All lines from the entries below that contain the string "title" should be copied out.
- - -
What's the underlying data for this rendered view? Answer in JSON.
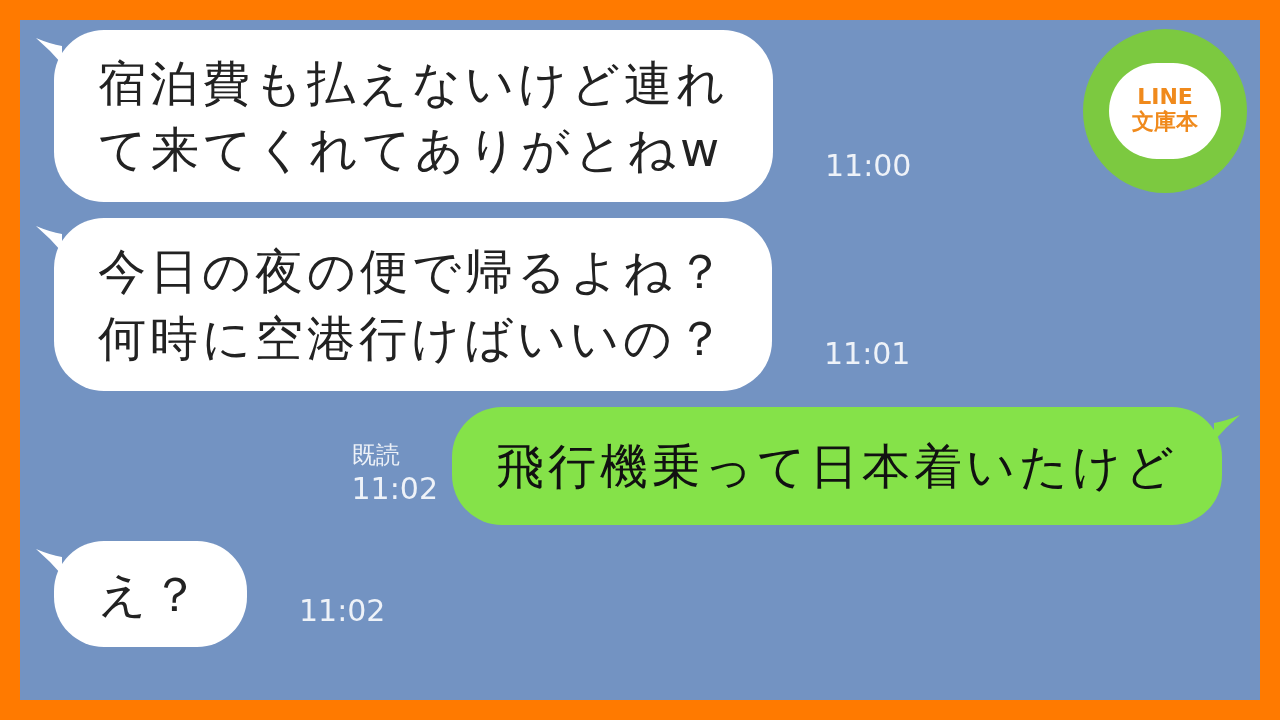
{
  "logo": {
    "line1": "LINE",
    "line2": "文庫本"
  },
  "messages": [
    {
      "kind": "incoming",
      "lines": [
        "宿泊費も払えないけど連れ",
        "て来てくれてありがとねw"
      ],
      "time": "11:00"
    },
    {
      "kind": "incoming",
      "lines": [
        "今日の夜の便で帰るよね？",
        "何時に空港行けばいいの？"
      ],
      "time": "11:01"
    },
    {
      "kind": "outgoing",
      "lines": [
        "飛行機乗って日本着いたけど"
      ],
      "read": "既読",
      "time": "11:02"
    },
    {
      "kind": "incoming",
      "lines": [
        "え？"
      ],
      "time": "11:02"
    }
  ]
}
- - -
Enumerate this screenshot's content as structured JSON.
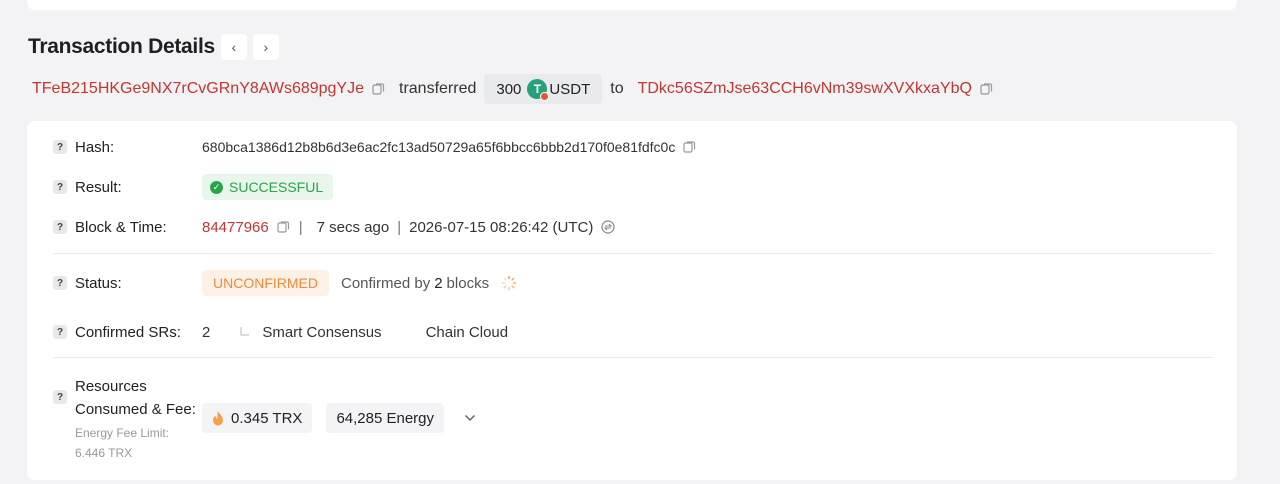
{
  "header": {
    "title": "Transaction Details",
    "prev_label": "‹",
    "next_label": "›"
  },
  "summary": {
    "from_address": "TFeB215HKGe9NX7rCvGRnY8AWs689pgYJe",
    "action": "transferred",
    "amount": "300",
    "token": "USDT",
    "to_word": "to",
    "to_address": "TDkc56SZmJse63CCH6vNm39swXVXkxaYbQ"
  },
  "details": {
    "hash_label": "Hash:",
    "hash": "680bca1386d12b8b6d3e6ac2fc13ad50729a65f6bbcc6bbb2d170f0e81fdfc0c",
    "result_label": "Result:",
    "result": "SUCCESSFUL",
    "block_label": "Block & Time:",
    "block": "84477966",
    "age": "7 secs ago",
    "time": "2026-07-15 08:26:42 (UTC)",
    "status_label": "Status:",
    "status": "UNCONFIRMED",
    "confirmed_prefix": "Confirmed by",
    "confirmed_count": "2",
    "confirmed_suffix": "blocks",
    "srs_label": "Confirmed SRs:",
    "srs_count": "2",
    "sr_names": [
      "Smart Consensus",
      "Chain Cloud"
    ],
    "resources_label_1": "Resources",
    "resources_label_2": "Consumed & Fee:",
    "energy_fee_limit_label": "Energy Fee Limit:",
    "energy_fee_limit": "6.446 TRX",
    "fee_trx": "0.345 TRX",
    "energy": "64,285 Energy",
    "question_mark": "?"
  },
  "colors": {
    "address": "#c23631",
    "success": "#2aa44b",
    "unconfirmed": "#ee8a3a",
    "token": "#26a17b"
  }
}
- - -
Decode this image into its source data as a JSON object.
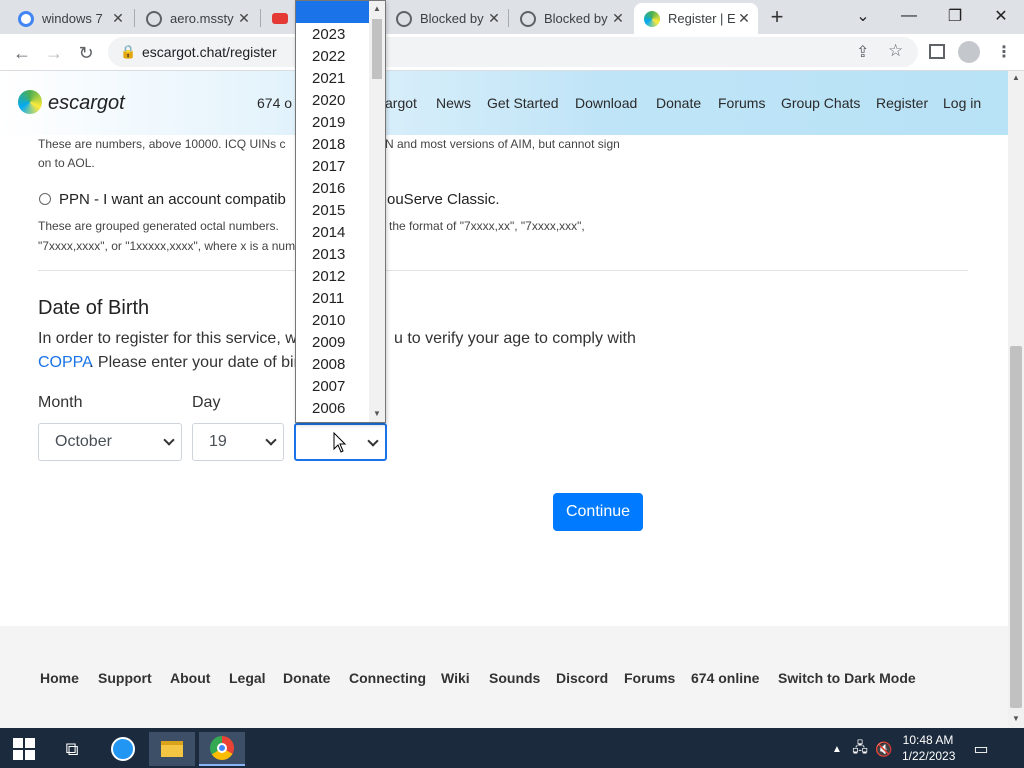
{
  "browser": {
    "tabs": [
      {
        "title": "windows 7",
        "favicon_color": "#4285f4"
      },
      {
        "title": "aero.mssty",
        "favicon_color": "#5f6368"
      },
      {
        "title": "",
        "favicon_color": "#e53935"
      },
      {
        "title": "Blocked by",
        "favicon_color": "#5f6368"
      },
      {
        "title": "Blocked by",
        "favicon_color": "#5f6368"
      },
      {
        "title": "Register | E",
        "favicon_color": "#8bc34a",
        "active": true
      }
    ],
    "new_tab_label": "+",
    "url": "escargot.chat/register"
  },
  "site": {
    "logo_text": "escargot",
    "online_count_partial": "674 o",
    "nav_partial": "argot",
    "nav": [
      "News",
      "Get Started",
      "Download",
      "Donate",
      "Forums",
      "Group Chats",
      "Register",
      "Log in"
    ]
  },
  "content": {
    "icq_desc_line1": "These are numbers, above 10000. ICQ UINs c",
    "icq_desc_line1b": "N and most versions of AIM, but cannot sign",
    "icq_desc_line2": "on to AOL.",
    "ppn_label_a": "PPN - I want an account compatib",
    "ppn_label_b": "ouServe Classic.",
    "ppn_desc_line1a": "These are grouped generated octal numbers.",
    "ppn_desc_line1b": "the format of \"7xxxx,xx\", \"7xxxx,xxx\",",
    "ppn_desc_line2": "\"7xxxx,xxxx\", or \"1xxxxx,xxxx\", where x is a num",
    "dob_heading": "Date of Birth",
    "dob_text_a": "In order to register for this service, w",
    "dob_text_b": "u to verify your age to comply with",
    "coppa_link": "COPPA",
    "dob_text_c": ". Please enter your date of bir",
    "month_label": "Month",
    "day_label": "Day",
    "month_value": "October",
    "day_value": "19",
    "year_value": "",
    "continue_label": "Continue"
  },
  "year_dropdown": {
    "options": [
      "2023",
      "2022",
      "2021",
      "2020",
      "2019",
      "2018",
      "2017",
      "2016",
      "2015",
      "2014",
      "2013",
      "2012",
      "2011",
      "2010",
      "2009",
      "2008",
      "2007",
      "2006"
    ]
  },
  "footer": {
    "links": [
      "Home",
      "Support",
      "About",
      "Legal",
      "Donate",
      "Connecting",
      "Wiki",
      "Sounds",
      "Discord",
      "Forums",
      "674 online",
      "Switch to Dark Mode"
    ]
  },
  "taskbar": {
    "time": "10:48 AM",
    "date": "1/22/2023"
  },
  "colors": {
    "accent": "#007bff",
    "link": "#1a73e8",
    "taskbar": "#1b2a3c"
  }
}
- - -
**Your response**
    "title": "Transaction Details",
        "title": "windows 7",
        "title": "aero.mssty",
        "title": "",
        "title": "Blocked by",
        "title": "Blocked by",
        "title": "Register | E",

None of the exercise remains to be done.